The estimated cost of implementing this plan is €44 billion. Greece hopes to get a €32 billion boost from EU’s Recovery Package to help with this.
Greece now among top renewable energy countries
REN21, the globally accepted global renewable energy policy network, in its Renewables 2019 Global Status Report said Greece is among the top nine countries worldwide generating more than 20% of their electricity from RES.
REN21 states that Greece’s success is based on a combination of attractive market conditions and regulations that encourage RES growth. These have been enticing new investors, domestic and international, that bodes well for the future of the RES industry.
Earlier this year, German investors entered into a sale and contract agreement with HELPE Renewables, for Greece’s largest renewable energy project to date, the 204.3 MWp solar PV power Project Kozani. This will be among Europe’s five largest PV parks, and the largest in South-East Europe. The project highlights the enormous potential of solar energy not only in Greece, but the whole region. Something that Cyprus can and must emulate.
Government incentives and efforts, coupled with a positive attitude toward renewables from the public, mean that Greece’s dependence on fossil fuels will diminish substantially during the next ten years.
And in Cyprus?
While Greece is pushing ahead and benefiting from its renewable energy plans, what is Cyprus doing? Two articles this week exemplify the sorry state of affairs.
One by Charalambos Theopemptou, MP, is not just revealing, but it demonstrates a persistent malaise that should not make us proud. He said “Cyprus seems to have resorted to alchemy to convince the EU that it has made progress in the use of RES, by including the burning of wood for heating purposes, ie wood that was cut by citizens mainly from burned forests to light fireplaces and wood stoves, as RES.” This subterfuge, he says, has been used to show that Cyprus achieved its 2020 target of a 13% RES penetration to its total energy consumption. A target that otherwise would not have been achieved.
The other was by Andreas Poullikkas, president CERA. He says, “To date, no attempt has been made to formulate a comprehensive long-term energy strategy and policy based on a broad partisan consensus…the energy impasse we live in is more than obvious.” He added “We need today to reverse the current energy situation, to reverse the current wasteful and dead-end development model and to bravely turn to green technologies and energy efficiency policies.” I could not agree more.
Instead of wholeheartedly adopting and promoting renewables, taking its cue from Greece, Cyprus is going backwards. It is making long-term commitments to importing natural gas and in the process stifling the development of its own gas fields and abundant renewables – all to the detriment of the Cypriot consumers and industry, who unfortunately pay the cost.
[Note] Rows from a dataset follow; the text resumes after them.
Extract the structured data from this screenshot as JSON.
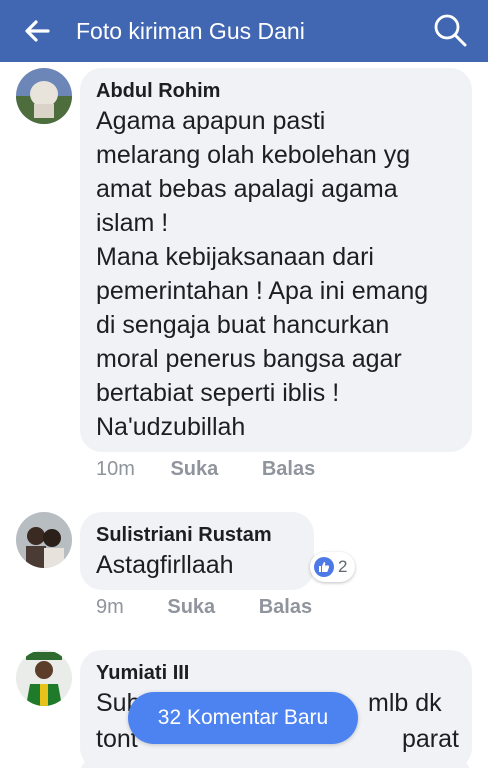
{
  "header": {
    "title": "Foto kiriman Gus Dani",
    "back_icon": "arrow-left-icon",
    "search_icon": "search-icon",
    "color": "#4267b2"
  },
  "comments": [
    {
      "author": "Abdul Rohim",
      "lines": [
        "Agama apapun pasti",
        "melarang olah kebolehan yg",
        "amat bebas apalagi agama",
        "islam !",
        "Mana kebijaksanaan dari",
        "pemerintahan ! Apa ini emang",
        "di sengaja buat hancurkan",
        "moral penerus bangsa agar",
        "bertabiat seperti iblis !",
        "Na'udzubillah"
      ],
      "time": "10m",
      "like_label": "Suka",
      "reply_label": "Balas"
    },
    {
      "author": "Sulistriani Rustam",
      "lines": [
        "Astagfirllaah"
      ],
      "time": "9m",
      "like_label": "Suka",
      "reply_label": "Balas",
      "reaction_count": "2"
    },
    {
      "author": "Yumiati III",
      "lines": [
        "Sub",
        "mlb dk",
        "tont",
        "parat"
      ]
    }
  ],
  "new_comments_label": "32 Komentar Baru"
}
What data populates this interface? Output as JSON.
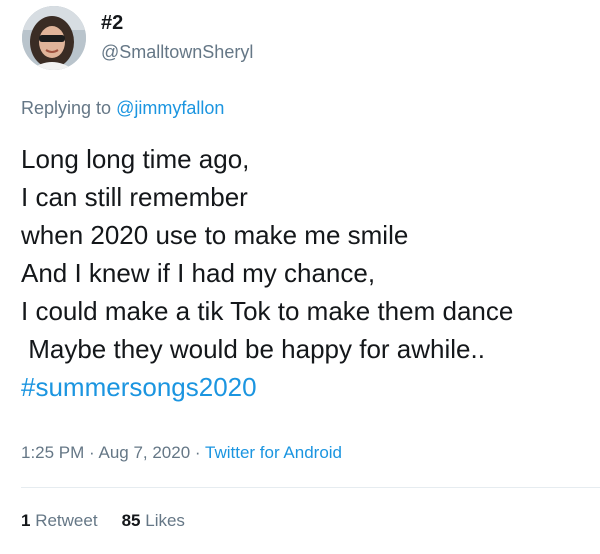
{
  "tweet": {
    "display_name": "#2",
    "handle": "@SmalltownSheryl",
    "replying_prefix": "Replying to ",
    "replying_mention": "@jimmyfallon",
    "lines": [
      "Long long time ago,",
      "I can still remember",
      "when 2020 use to make me smile",
      "And I knew if I had my chance,",
      "I could make a tik Tok to make them dance",
      " Maybe they would be happy for awhile.."
    ],
    "hashtag": "#summersongs2020",
    "time": "1:25 PM",
    "sep": " · ",
    "date": "Aug 7, 2020",
    "source": "Twitter for Android",
    "retweets_count": "1",
    "retweets_label": "Retweet",
    "likes_count": "85",
    "likes_label": "Likes"
  },
  "colors": {
    "link": "#1b95e0",
    "secondary_text": "#657786",
    "primary_text": "#14171a",
    "divider": "#e6ecf0"
  },
  "icons": {
    "avatar": "profile-photo"
  }
}
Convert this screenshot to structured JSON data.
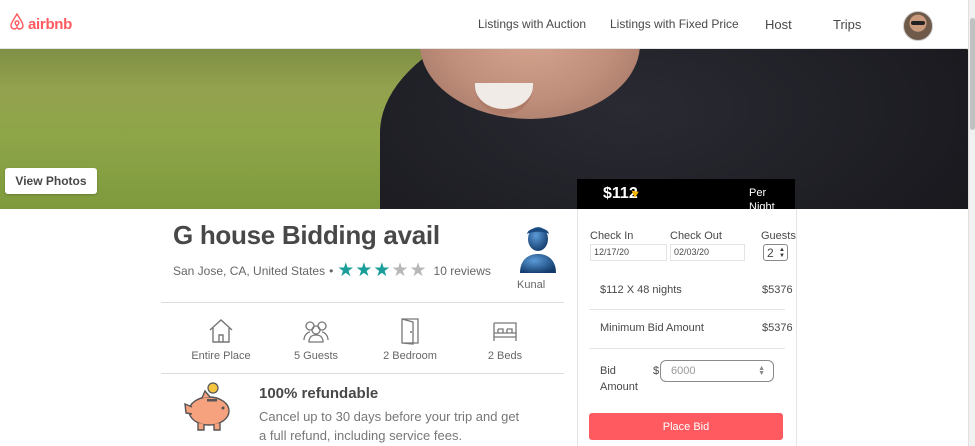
{
  "header": {
    "brand": "airbnb",
    "nav": [
      "Listings with Auction",
      "Listings with Fixed Price",
      "Host",
      "Trips"
    ]
  },
  "hero": {
    "view_photos_label": "View Photos"
  },
  "price": {
    "amount": "$112",
    "per_label": "Per Night"
  },
  "listing": {
    "title": "G house Bidding avail",
    "location": "San Jose, CA, United States",
    "rating": 3,
    "rating_max": 5,
    "reviews": "10 reviews",
    "host_name": "Kunal",
    "amenities": [
      {
        "icon": "house-icon",
        "label": "Entire Place"
      },
      {
        "icon": "guests-icon",
        "label": "5 Guests"
      },
      {
        "icon": "door-icon",
        "label": "2 Bedroom"
      },
      {
        "icon": "bed-icon",
        "label": "2 Beds"
      }
    ],
    "refund_title": "100% refundable",
    "refund_desc": "Cancel up to 30 days before your trip and get a full refund, including service fees."
  },
  "booking": {
    "check_in_label": "Check In",
    "check_in_value": "12/17/20",
    "check_out_label": "Check Out",
    "check_out_value": "02/03/20",
    "guests_label": "Guests",
    "guests_value": "2",
    "nights_text": "$112 X 48 nights",
    "nights_total": "$5376",
    "min_bid_label": "Minimum Bid Amount",
    "min_bid_value": "$5376",
    "bid_label_1": "Bid",
    "bid_label_2": "Amount",
    "bid_currency": "$",
    "bid_placeholder": "6000",
    "place_bid_label": "Place Bid"
  },
  "colors": {
    "brand": "#ff5a5f",
    "star": "#199e9a"
  }
}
Dr Charles Ellinas, Senior Fellow Global Energy Centre, Atlantic Council